Assignment:
When you reach the records below, output every one exactly as written but leave out any pictures.

Source material section start

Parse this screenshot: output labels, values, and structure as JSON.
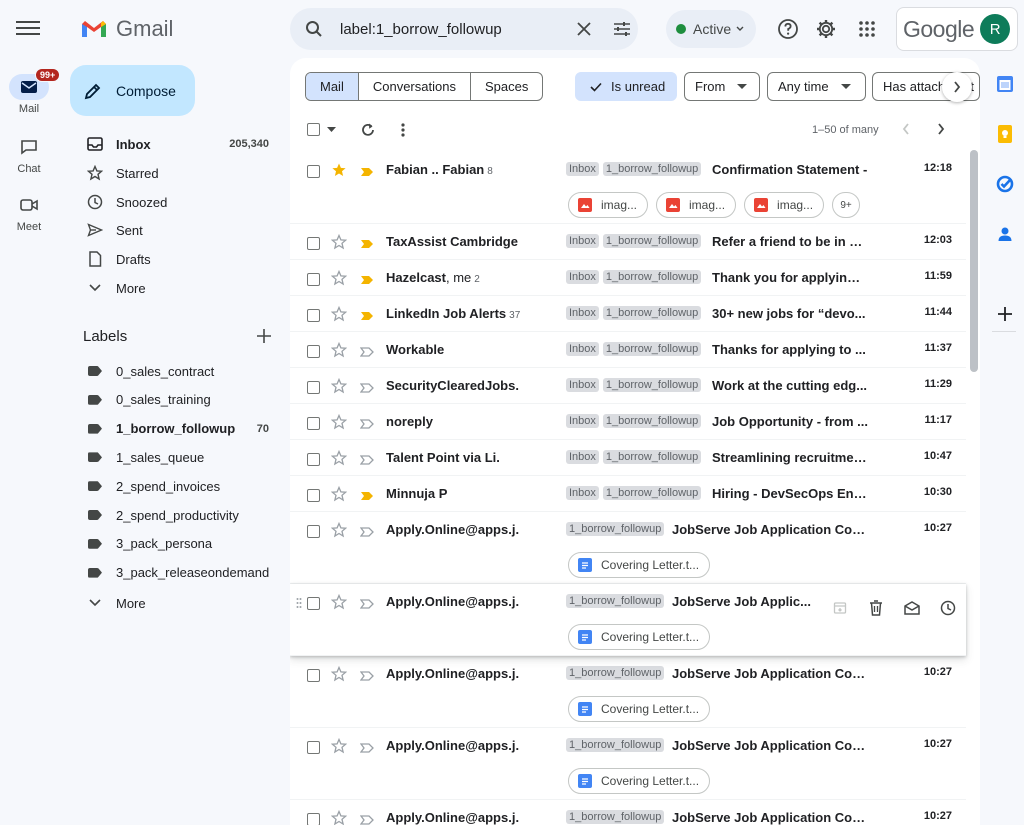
{
  "app": {
    "brand": "Gmail",
    "google": "Google",
    "avatar_letter": "R"
  },
  "rail": {
    "mail_label": "Mail",
    "mail_badge": "99+",
    "chat_label": "Chat",
    "meet_label": "Meet"
  },
  "search": {
    "value": "label:1_borrow_followup"
  },
  "status": {
    "label": "Active"
  },
  "compose_label": "Compose",
  "nav": [
    {
      "label": "Inbox",
      "count": "205,340",
      "icon": "inbox-icon",
      "bold": true
    },
    {
      "label": "Starred",
      "count": "",
      "icon": "star-icon"
    },
    {
      "label": "Snoozed",
      "count": "",
      "icon": "clock-icon"
    },
    {
      "label": "Sent",
      "count": "",
      "icon": "send-icon"
    },
    {
      "label": "Drafts",
      "count": "",
      "icon": "draft-icon"
    },
    {
      "label": "More",
      "count": "",
      "icon": "chevron-down-icon"
    }
  ],
  "labels_heading": "Labels",
  "labels": [
    {
      "label": "0_sales_contract",
      "count": ""
    },
    {
      "label": "0_sales_training",
      "count": ""
    },
    {
      "label": "1_borrow_followup",
      "count": "70",
      "bold": true
    },
    {
      "label": "1_sales_queue",
      "count": ""
    },
    {
      "label": "2_spend_invoices",
      "count": ""
    },
    {
      "label": "2_spend_productivity",
      "count": ""
    },
    {
      "label": "3_pack_persona",
      "count": ""
    },
    {
      "label": "3_pack_releaseondemand",
      "count": ""
    }
  ],
  "labels_more": "More",
  "segments": [
    "Mail",
    "Conversations",
    "Spaces"
  ],
  "filters": {
    "unread": "Is unread",
    "from": "From",
    "time": "Any time",
    "attach": "Has attachment"
  },
  "pagination": "1–50 of many",
  "rows": [
    {
      "sender": "Fabian .. Fabian",
      "me": "",
      "count": "8",
      "starred": true,
      "important": true,
      "tags": [
        "Inbox",
        "1_borrow_followup"
      ],
      "subject": "Confirmation Statement -",
      "time": "12:18",
      "attachments": [
        "imag...",
        "imag...",
        "imag..."
      ],
      "more": "9+"
    },
    {
      "sender": "TaxAssist Cambridge",
      "me": "",
      "count": "",
      "important": true,
      "tags": [
        "Inbox",
        "1_borrow_followup"
      ],
      "subject": "Refer a friend to be in w...",
      "time": "12:03"
    },
    {
      "sender": "Hazelcast",
      "me": ", me",
      "count": "2",
      "important": true,
      "tags": [
        "Inbox",
        "1_borrow_followup"
      ],
      "subject": "Thank you for applying ...",
      "time": "11:59"
    },
    {
      "sender": "LinkedIn Job Alerts",
      "me": "",
      "count": "37",
      "important": true,
      "tags": [
        "Inbox",
        "1_borrow_followup"
      ],
      "subject": "30+ new jobs for “devo...",
      "time": "11:44"
    },
    {
      "sender": "Workable",
      "me": "",
      "count": "",
      "important": false,
      "tags": [
        "Inbox",
        "1_borrow_followup"
      ],
      "subject": "Thanks for applying to ...",
      "time": "11:37"
    },
    {
      "sender": "SecurityClearedJobs.",
      "me": "",
      "count": "",
      "important": false,
      "tags": [
        "Inbox",
        "1_borrow_followup"
      ],
      "subject": "Work at the cutting edg...",
      "time": "11:29"
    },
    {
      "sender": "noreply",
      "me": "",
      "count": "",
      "important": false,
      "tags": [
        "Inbox",
        "1_borrow_followup"
      ],
      "subject": "Job Opportunity - from ...",
      "time": "11:17"
    },
    {
      "sender": "Talent Point via Li.",
      "me": "",
      "count": "",
      "important": false,
      "tags": [
        "Inbox",
        "1_borrow_followup"
      ],
      "subject": "Streamlining recruitmen...",
      "time": "10:47"
    },
    {
      "sender": "Minnuja P",
      "me": "",
      "count": "",
      "important": true,
      "tags": [
        "Inbox",
        "1_borrow_followup"
      ],
      "subject": "Hiring - DevSecOps Eng...",
      "time": "10:30"
    },
    {
      "sender": "Apply.Online@apps.j.",
      "me": "",
      "count": "",
      "important": false,
      "tags": [
        "1_borrow_followup"
      ],
      "subject": "JobServe Job Application Con...",
      "time": "10:27",
      "attachments": [
        "Covering Letter.t..."
      ]
    },
    {
      "sender": "Apply.Online@apps.j.",
      "me": "",
      "count": "",
      "important": false,
      "tags": [
        "1_borrow_followup"
      ],
      "subject": "JobServe Job Applic...",
      "time": "",
      "attachments": [
        "Covering Letter.t..."
      ],
      "hover": true
    },
    {
      "sender": "Apply.Online@apps.j.",
      "me": "",
      "count": "",
      "important": false,
      "tags": [
        "1_borrow_followup"
      ],
      "subject": "JobServe Job Application Con...",
      "time": "10:27",
      "attachments": [
        "Covering Letter.t..."
      ]
    },
    {
      "sender": "Apply.Online@apps.j.",
      "me": "",
      "count": "",
      "important": false,
      "tags": [
        "1_borrow_followup"
      ],
      "subject": "JobServe Job Application Con...",
      "time": "10:27",
      "attachments": [
        "Covering Letter.t..."
      ]
    },
    {
      "sender": "Apply.Online@apps.j.",
      "me": "",
      "count": "",
      "important": false,
      "tags": [
        "1_borrow_followup"
      ],
      "subject": "JobServe Job Application Con...",
      "time": "10:27"
    }
  ]
}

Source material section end

Finished task:
Parse this screenshot: output labels, values, and structure as JSON.
{
  "app": {
    "brand": "Gmail",
    "google": "Google",
    "avatar_letter": "R"
  },
  "rail": {
    "mail_label": "Mail",
    "mail_badge": "99+",
    "chat_label": "Chat",
    "meet_label": "Meet"
  },
  "search": {
    "value": "label:1_borrow_followup"
  },
  "status": {
    "label": "Active"
  },
  "compose_label": "Compose",
  "nav": [
    {
      "label": "Inbox",
      "count": "205,340",
      "icon": "inbox-icon",
      "bold": true
    },
    {
      "label": "Starred",
      "count": "",
      "icon": "star-icon"
    },
    {
      "label": "Snoozed",
      "count": "",
      "icon": "clock-icon"
    },
    {
      "label": "Sent",
      "count": "",
      "icon": "send-icon"
    },
    {
      "label": "Drafts",
      "count": "",
      "icon": "draft-icon"
    },
    {
      "label": "More",
      "count": "",
      "icon": "chevron-down-icon"
    }
  ],
  "labels_heading": "Labels",
  "labels": [
    {
      "label": "0_sales_contract",
      "count": ""
    },
    {
      "label": "0_sales_training",
      "count": ""
    },
    {
      "label": "1_borrow_followup",
      "count": "70",
      "bold": true
    },
    {
      "label": "1_sales_queue",
      "count": ""
    },
    {
      "label": "2_spend_invoices",
      "count": ""
    },
    {
      "label": "2_spend_productivity",
      "count": ""
    },
    {
      "label": "3_pack_persona",
      "count": ""
    },
    {
      "label": "3_pack_releaseondemand",
      "count": ""
    }
  ],
  "labels_more": "More",
  "segments": [
    "Mail",
    "Conversations",
    "Spaces"
  ],
  "filters": {
    "unread": "Is unread",
    "from": "From",
    "time": "Any time",
    "attach": "Has attachment"
  },
  "pagination": "1–50 of many",
  "rows": [
    {
      "sender": "Fabian .. Fabian",
      "me": "",
      "count": "8",
      "starred": true,
      "important": true,
      "tags": [
        "Inbox",
        "1_borrow_followup"
      ],
      "subject": "Confirmation Statement -",
      "time": "12:18",
      "attachments": [
        "imag...",
        "imag...",
        "imag..."
      ],
      "more": "9+"
    },
    {
      "sender": "TaxAssist Cambridge",
      "me": "",
      "count": "",
      "important": true,
      "tags": [
        "Inbox",
        "1_borrow_followup"
      ],
      "subject": "Refer a friend to be in w...",
      "time": "12:03"
    },
    {
      "sender": "Hazelcast",
      "me": ", me",
      "count": "2",
      "important": true,
      "tags": [
        "Inbox",
        "1_borrow_followup"
      ],
      "subject": "Thank you for applying ...",
      "time": "11:59"
    },
    {
      "sender": "LinkedIn Job Alerts",
      "me": "",
      "count": "37",
      "important": true,
      "tags": [
        "Inbox",
        "1_borrow_followup"
      ],
      "subject": "30+ new jobs for “devo...",
      "time": "11:44"
    },
    {
      "sender": "Workable",
      "me": "",
      "count": "",
      "important": false,
      "tags": [
        "Inbox",
        "1_borrow_followup"
      ],
      "subject": "Thanks for applying to ...",
      "time": "11:37"
    },
    {
      "sender": "SecurityClearedJobs.",
      "me": "",
      "count": "",
      "important": false,
      "tags": [
        "Inbox",
        "1_borrow_followup"
      ],
      "subject": "Work at the cutting edg...",
      "time": "11:29"
    },
    {
      "sender": "noreply",
      "me": "",
      "count": "",
      "important": false,
      "tags": [
        "Inbox",
        "1_borrow_followup"
      ],
      "subject": "Job Opportunity - from ...",
      "time": "11:17"
    },
    {
      "sender": "Talent Point via Li.",
      "me": "",
      "count": "",
      "important": false,
      "tags": [
        "Inbox",
        "1_borrow_followup"
      ],
      "subject": "Streamlining recruitmen...",
      "time": "10:47"
    },
    {
      "sender": "Minnuja P",
      "me": "",
      "count": "",
      "important": true,
      "tags": [
        "Inbox",
        "1_borrow_followup"
      ],
      "subject": "Hiring - DevSecOps Eng...",
      "time": "10:30"
    },
    {
      "sender": "Apply.Online@apps.j.",
      "me": "",
      "count": "",
      "important": false,
      "tags": [
        "1_borrow_followup"
      ],
      "subject": "JobServe Job Application Con...",
      "time": "10:27",
      "attachments": [
        "Covering Letter.t..."
      ]
    },
    {
      "sender": "Apply.Online@apps.j.",
      "me": "",
      "count": "",
      "important": false,
      "tags": [
        "1_borrow_followup"
      ],
      "subject": "JobServe Job Applic...",
      "time": "",
      "attachments": [
        "Covering Letter.t..."
      ],
      "hover": true
    },
    {
      "sender": "Apply.Online@apps.j.",
      "me": "",
      "count": "",
      "important": false,
      "tags": [
        "1_borrow_followup"
      ],
      "subject": "JobServe Job Application Con...",
      "time": "10:27",
      "attachments": [
        "Covering Letter.t..."
      ]
    },
    {
      "sender": "Apply.Online@apps.j.",
      "me": "",
      "count": "",
      "important": false,
      "tags": [
        "1_borrow_followup"
      ],
      "subject": "JobServe Job Application Con...",
      "time": "10:27",
      "attachments": [
        "Covering Letter.t..."
      ]
    },
    {
      "sender": "Apply.Online@apps.j.",
      "me": "",
      "count": "",
      "important": false,
      "tags": [
        "1_borrow_followup"
      ],
      "subject": "JobServe Job Application Con...",
      "time": "10:27"
    }
  ]
}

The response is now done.